The concert, which Keef said is intended to raise money for charity and “stop the violence,” will take place Saturday at “a secret Chicago location,” according to a video Keef posted on Instagram.

The benefit concert was previously scheduled to take place at Redmoon Theater in Chicago’s Pilsen neighborhood last week, but was canceled after Redmoond’s director of marketing, Debbie Saul, said the theater “did not understand the full nature of the event.”

Keef, whose real name is Keith Cozart, decided to put on the hologram show after news broke about a shooting and car chase on the South Side that led to the deaths of Keef’s friend Marvin Carr, also known as rapper Capo, and 13-month-old Dillan Harris.

The toddler was in a stroller when it was struck by a car that fled the scene of a fatal shooting that killed Carr. Keef “wants to speak out against all the violence,” said Owen Phillips, a spokesman for Alki David, CEO of FilmOn Networks and Hologram USA, who recently signed the rapper and is orchestrating the show.

Money collected at the concert was expected to be donated to Chicago charities and the victims’ families. Keef and FilmOn’s owner planned to match the proceeds.

Phillips said Keef can’t physically be in Chicago to perform because of an outstanding warrant and will appear in the show via hologram. The video, however, alleges Keef has been “banned by the mayor of Chicago.”

The warrant against Keef, who grew up in Englewood and has a history of gun and drug charges, stems from allegations that he hasn’t paid child support, according to a spokeswoman for the Cook County Sheriff’s Department.

Last week's scheduled performance prompted criticism from Father Michael Pfleger, who wrote on Facebook that Keef was “part of the problem” and should “Shut up!!!!!”

But David said the criticism would not keep Keef from performing in the city.

“The meddling, attention seeking Father Pfleger, who bullied the owner of the downtown theater to back out of his contract, will not succeed.

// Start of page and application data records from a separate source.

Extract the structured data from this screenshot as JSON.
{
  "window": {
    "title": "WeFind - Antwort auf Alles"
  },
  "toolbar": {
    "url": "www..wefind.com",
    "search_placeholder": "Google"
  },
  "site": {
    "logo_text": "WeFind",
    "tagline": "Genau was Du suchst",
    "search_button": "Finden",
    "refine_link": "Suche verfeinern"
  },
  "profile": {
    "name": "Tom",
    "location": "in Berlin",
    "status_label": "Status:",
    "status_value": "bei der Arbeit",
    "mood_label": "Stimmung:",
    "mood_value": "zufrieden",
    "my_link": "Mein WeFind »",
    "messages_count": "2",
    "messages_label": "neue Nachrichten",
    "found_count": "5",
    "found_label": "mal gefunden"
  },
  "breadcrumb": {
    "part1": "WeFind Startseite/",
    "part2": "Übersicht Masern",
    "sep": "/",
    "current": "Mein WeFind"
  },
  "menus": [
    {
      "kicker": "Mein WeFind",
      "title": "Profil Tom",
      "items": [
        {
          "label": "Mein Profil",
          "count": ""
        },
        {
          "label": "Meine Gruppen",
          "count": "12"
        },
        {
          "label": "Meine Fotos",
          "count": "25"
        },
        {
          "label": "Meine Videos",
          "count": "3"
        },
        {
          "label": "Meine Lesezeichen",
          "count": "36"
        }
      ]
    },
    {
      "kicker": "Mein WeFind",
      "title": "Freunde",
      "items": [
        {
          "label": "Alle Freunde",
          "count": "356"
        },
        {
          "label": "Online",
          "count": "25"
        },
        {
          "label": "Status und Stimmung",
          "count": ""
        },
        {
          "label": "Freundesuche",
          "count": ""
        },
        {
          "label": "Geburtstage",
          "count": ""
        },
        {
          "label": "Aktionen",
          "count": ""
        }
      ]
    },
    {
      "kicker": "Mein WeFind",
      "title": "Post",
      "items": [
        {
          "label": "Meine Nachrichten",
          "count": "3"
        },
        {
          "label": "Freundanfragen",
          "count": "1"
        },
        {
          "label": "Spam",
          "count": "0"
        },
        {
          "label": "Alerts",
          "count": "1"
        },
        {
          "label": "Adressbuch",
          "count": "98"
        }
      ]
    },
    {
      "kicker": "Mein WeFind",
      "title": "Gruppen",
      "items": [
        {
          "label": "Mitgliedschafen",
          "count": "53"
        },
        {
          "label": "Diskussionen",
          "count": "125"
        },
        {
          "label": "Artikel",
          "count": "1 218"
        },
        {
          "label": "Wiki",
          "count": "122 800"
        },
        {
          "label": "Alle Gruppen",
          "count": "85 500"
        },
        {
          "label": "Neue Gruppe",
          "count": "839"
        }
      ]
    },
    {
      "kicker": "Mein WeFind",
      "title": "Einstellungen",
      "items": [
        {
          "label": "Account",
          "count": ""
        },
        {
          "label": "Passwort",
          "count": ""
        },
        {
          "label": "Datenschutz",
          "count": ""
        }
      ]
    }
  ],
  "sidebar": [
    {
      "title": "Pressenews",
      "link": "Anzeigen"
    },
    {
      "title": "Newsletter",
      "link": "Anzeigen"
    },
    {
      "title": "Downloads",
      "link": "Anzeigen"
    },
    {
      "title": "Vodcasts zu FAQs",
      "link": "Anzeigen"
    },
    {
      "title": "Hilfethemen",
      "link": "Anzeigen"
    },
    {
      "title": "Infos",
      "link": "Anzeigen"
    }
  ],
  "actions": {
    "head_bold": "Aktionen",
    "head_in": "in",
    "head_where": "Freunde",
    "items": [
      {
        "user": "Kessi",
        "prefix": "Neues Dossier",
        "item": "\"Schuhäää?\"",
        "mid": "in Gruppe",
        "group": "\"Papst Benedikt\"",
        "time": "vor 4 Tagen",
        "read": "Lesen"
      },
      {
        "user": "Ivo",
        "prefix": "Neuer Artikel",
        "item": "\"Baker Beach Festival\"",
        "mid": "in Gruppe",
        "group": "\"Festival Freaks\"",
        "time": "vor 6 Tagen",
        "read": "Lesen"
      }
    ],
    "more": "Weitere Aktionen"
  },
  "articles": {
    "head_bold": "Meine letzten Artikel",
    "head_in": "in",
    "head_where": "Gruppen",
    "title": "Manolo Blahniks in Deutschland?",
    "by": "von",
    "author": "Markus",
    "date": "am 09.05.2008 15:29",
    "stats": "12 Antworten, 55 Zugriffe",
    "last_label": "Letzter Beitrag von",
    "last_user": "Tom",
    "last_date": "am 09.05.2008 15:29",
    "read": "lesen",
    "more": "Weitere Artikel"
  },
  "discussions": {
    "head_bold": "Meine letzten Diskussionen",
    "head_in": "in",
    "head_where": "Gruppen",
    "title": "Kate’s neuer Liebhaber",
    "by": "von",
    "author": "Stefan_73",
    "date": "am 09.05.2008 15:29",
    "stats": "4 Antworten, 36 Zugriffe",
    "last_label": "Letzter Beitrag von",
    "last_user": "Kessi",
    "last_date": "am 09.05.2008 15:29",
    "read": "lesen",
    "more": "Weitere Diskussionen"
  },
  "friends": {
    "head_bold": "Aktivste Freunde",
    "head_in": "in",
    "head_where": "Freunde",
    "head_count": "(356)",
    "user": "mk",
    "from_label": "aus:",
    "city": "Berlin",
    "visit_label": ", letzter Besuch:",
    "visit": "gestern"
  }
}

He is exploiting this tragedy and taking money away from the victims and solid charities who are doing good work in Chicago,” David said in a written statement.

“Chief Keef is 19 years old and a loving father. His example of new maturity, redemption, and wanting to give back can influence young people on the South Side like no caterwauling clergyman can. We will bring Keef’s message of peace to the streets.”

The Saturday performance will be streamed live for free at Filmon.Tv at 10 p.m. Central Time.

Contact Us